ICH - Performing Arts
The performing arts range from vocal and instrumental music, dance and theatre, sung verse and beyond. They include numerous cultural expressions that reflect human creativity. Music is perhaps the most universal of the performing arts. It can be found in the most diverse contexts: sacred or profane, classical or popular, closely connected to work or entertainment. It can recount a community’s history, and sing the praises of a powerful person. The occasions on which music is performed are just as varied: marriages, funerals, rituals, festivities, all kinds of entertainment as well as many other social functions. Traditional performances may combine acting, throat singing, set dancing, square dancing, drum dancing, and music with an accordion or fiddle, dialogue, narration or recitation.
Concerts and Times, Traditional Newfoundland Dance
Concerts and Times
This collection is comprised of a series of interviews, videos, and photos on the material of Concerts and Times in Newfoundland and Labrador. The Dictionary of Newfoundland English states that a concert is "A miscellaneous public performance of songs, recitations, skits, etc." A time is defined as "A party or celebration, esp a communal gathering with dancing, entertainment, etc." The difference between the two illustrates that a concert tends to be more formal in production than that of a time.

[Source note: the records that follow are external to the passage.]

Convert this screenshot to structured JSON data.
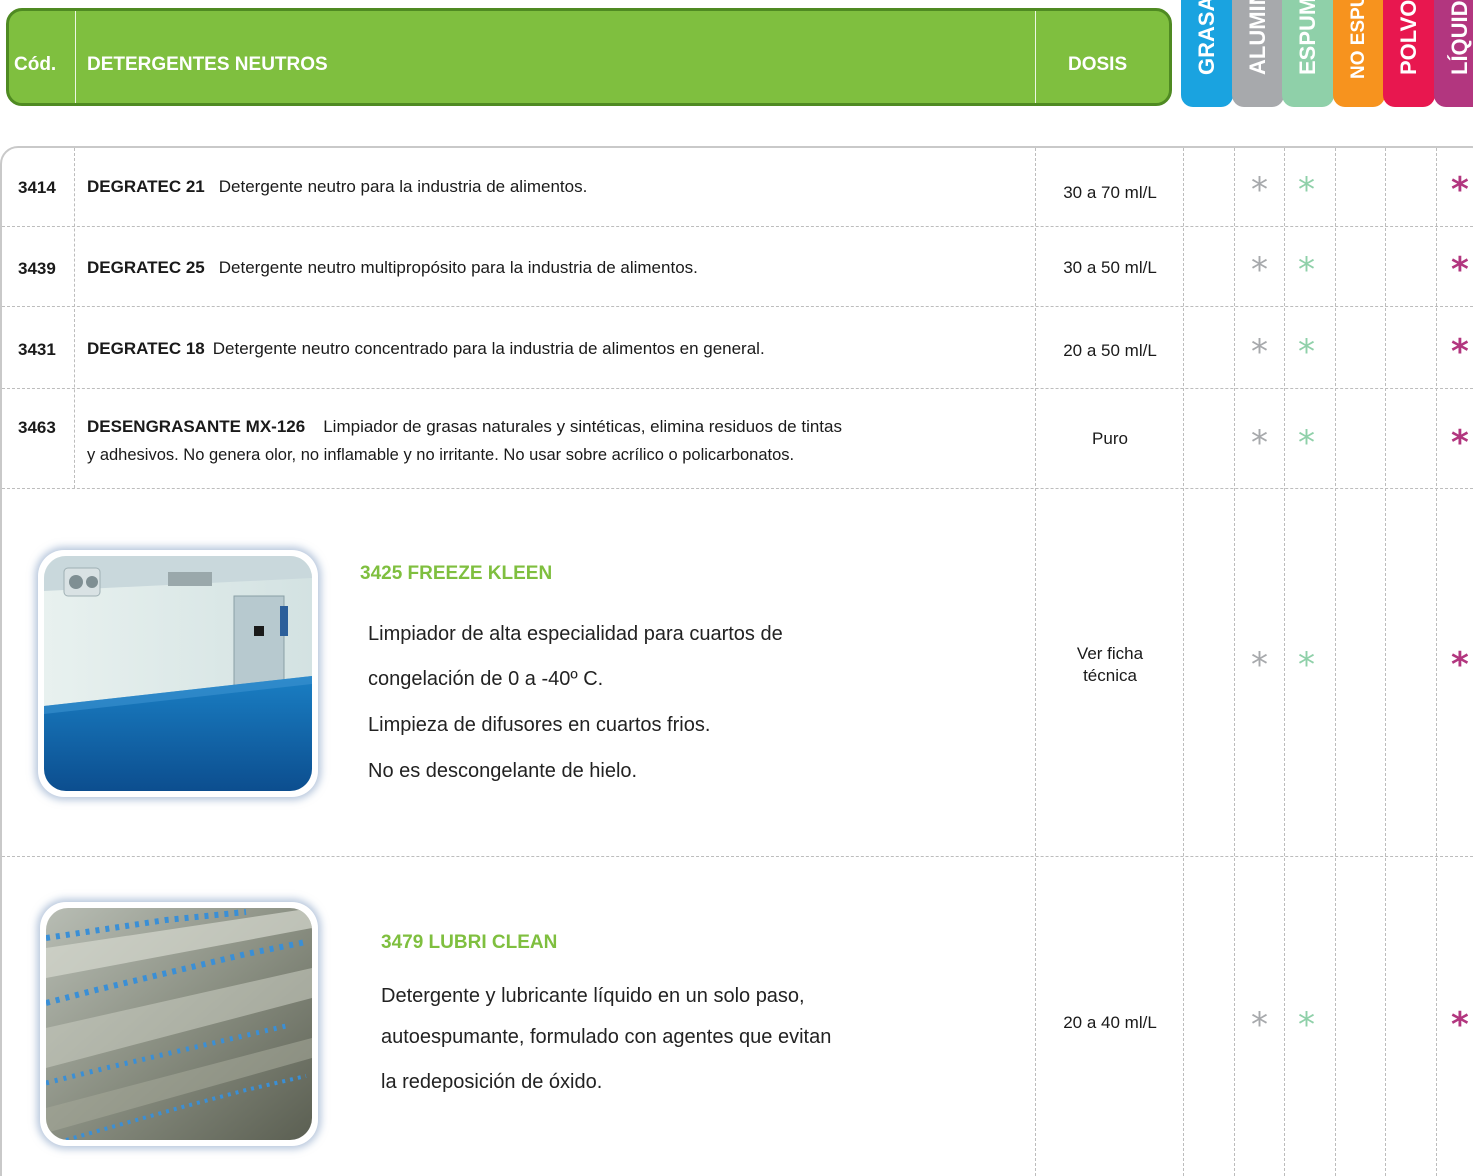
{
  "header": {
    "code_label": "Cód.",
    "title": "DETERGENTES NEUTROS",
    "dose_label": "DOSIS"
  },
  "categories": [
    {
      "label": "GRASAS",
      "color": "#1aa3e0"
    },
    {
      "label": "ALUMINIO",
      "color": "#a7a9ac"
    },
    {
      "label": "ESPUMA",
      "color": "#8fd0a9"
    },
    {
      "label": "NO ESPUMA",
      "color": "#f7931e"
    },
    {
      "label": "POLVO",
      "color": "#e8174f"
    },
    {
      "label": "LÍQUIDO",
      "color": "#b2367f"
    }
  ],
  "colors": {
    "header_green": "#7fbf3f",
    "star_gray": "#a7a9ac",
    "star_mint": "#8fd0a9",
    "star_magenta": "#b2367f"
  },
  "products": [
    {
      "code": "3414",
      "name": "DEGRATEC 21",
      "description": "Detergente neutro para la industria de alimentos.",
      "description_line2": "",
      "dose": "30 a 70 ml/L"
    },
    {
      "code": "3439",
      "name": "DEGRATEC  25",
      "description": "Detergente neutro multipropósito para la industria de alimentos.",
      "description_line2": "",
      "dose": "30 a 50 ml/L"
    },
    {
      "code": "3431",
      "name": "DEGRATEC 18",
      "description": "Detergente neutro concentrado para la industria de alimentos en general.",
      "description_line2": "",
      "dose": "20 a 50 ml/L"
    },
    {
      "code": "3463",
      "name": "DESENGRASANTE MX-126",
      "description": "Limpiador de grasas naturales y sintéticas, elimina residuos de tintas",
      "description_line2": "y  adhesivos.  No genera  olor, no inflamable y no irritante. No usar sobre acrílico o policarbonatos.",
      "dose": "Puro"
    }
  ],
  "featured": [
    {
      "title": "3425  FREEZE KLEEN",
      "lines": [
        "Limpiador de alta especialidad para cuartos de",
        "congelación de 0 a -40º C.",
        "Limpieza de difusores en cuartos frios.",
        "No es descongelante de hielo."
      ],
      "dose_line1": "Ver ficha",
      "dose_line2": "técnica"
    },
    {
      "title": "3479  LUBRI CLEAN",
      "lines": [
        "Detergente y lubricante líquido en un solo paso,",
        "autoespumante,  formulado con agentes que evitan",
        "la redeposición de óxido."
      ],
      "dose_line1": "20 a 40 ml/L",
      "dose_line2": ""
    }
  ],
  "star_glyph": "*"
}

Concerts were an evening's entertainment, which could comprise variously of music, food, storytelling, prepared monologues or recitations, and dance. Writing on the concert tradition, folklorists Halpert and Widdowson (in "Folktales of Newfoundland" xxxi) note that "performances at the more public of these occasions included not only songs but also plays, recitations and stories. Many of these were locally composed, but many were drawn either from the older traditional repertory or had been learned more recently, sometimes from printed sources."
Mona Petten, from Port de Grave, describes a time as an event which usually involved a supper held by the ladies church group in the community. A time usually involved some crafts for sale and games for the children to play. Later in the evening a dance would end the time. This differs from concerts which she describes as involving "a lot of practicing for weeks of skits, songs, and drills." Following the concert, a supper was served and there was often a dance. Dialogues were different from both of these events. They involved acting out a story on stage for an audience.

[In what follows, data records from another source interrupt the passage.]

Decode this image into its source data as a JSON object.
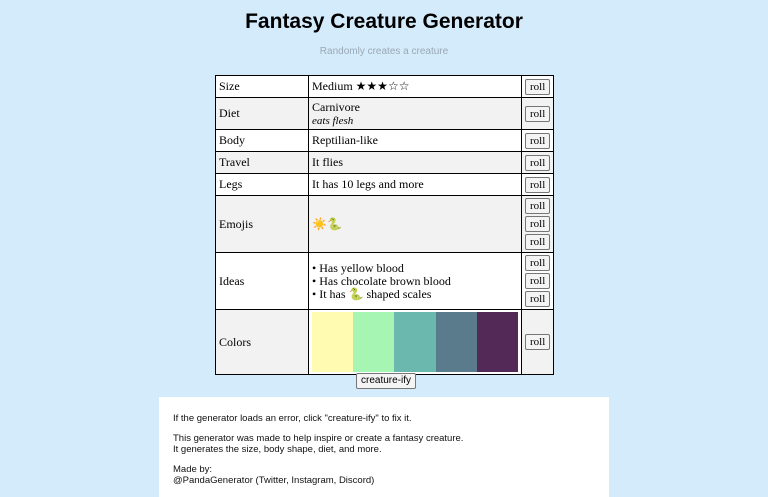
{
  "page": {
    "title": "Fantasy Creature Generator",
    "subtitle": "Randomly creates a creature"
  },
  "rows": {
    "size": {
      "label": "Size",
      "value": "Medium ★★★☆☆"
    },
    "diet": {
      "label": "Diet",
      "value": "Carnivore",
      "sub": "eats flesh"
    },
    "body": {
      "label": "Body",
      "value": "Reptilian-like"
    },
    "travel": {
      "label": "Travel",
      "value": "It flies"
    },
    "legs": {
      "label": "Legs",
      "value": "It has 10 legs and more"
    },
    "emojis": {
      "label": "Emojis",
      "value": "☀️🐍"
    },
    "ideas": {
      "label": "Ideas",
      "items": [
        "• Has yellow blood",
        "• Has chocolate brown blood",
        "• It has 🐍 shaped scales"
      ]
    },
    "colors": {
      "label": "Colors",
      "swatches": [
        "#fffcb2",
        "#a7f5b2",
        "#6bb9ae",
        "#5a7b8b",
        "#532957"
      ]
    }
  },
  "buttons": {
    "roll": "roll",
    "creatify": "creature-ify"
  },
  "info": {
    "line1": "If the generator loads an error, click \"creature-ify\" to fix it.",
    "line2": "This generator was made to help inspire or create a fantasy creature.",
    "line3": "It generates the size, body shape, diet, and more.",
    "line4": "Made by:",
    "line5": "@PandaGenerator (Twitter, Instagram, Discord)"
  }
}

Traditional Newfoundland Dance
The traditional dances of Newfoundland and Labrador retain many of the characteristics of 19th century Irish and English folk dances, while having evolved into a unique part of the culture of the province. Newfoundland and Labrador folk dance is mainly learned by observation and practice. Traditional dances are performed solo or by couple or groups. Step dancing is mostly done solo and is usually improvised. In the province, traditional group dances include cotillions, longways, square dances, and reels. The "old fashioned waltz" or "Newfie waltz" is the most popular traditional couples dance. Traditional dancing is performed at social events such as Christmas and other calendar holidays such as St. Patrick's Day, concerts and times, weddings, house and kitchen parties and community events. Other types of traditional dance exist in aboriginal communities, some of which, like drum dancing in Inuit communities, are experiencing a revival. Other ethnocultural communities maintain traditional dances from their home countries, such as Chinese Lion Dance, Indian Classical Dance or Slovakian folk dance.
Intangible Cultural Heritage Inventory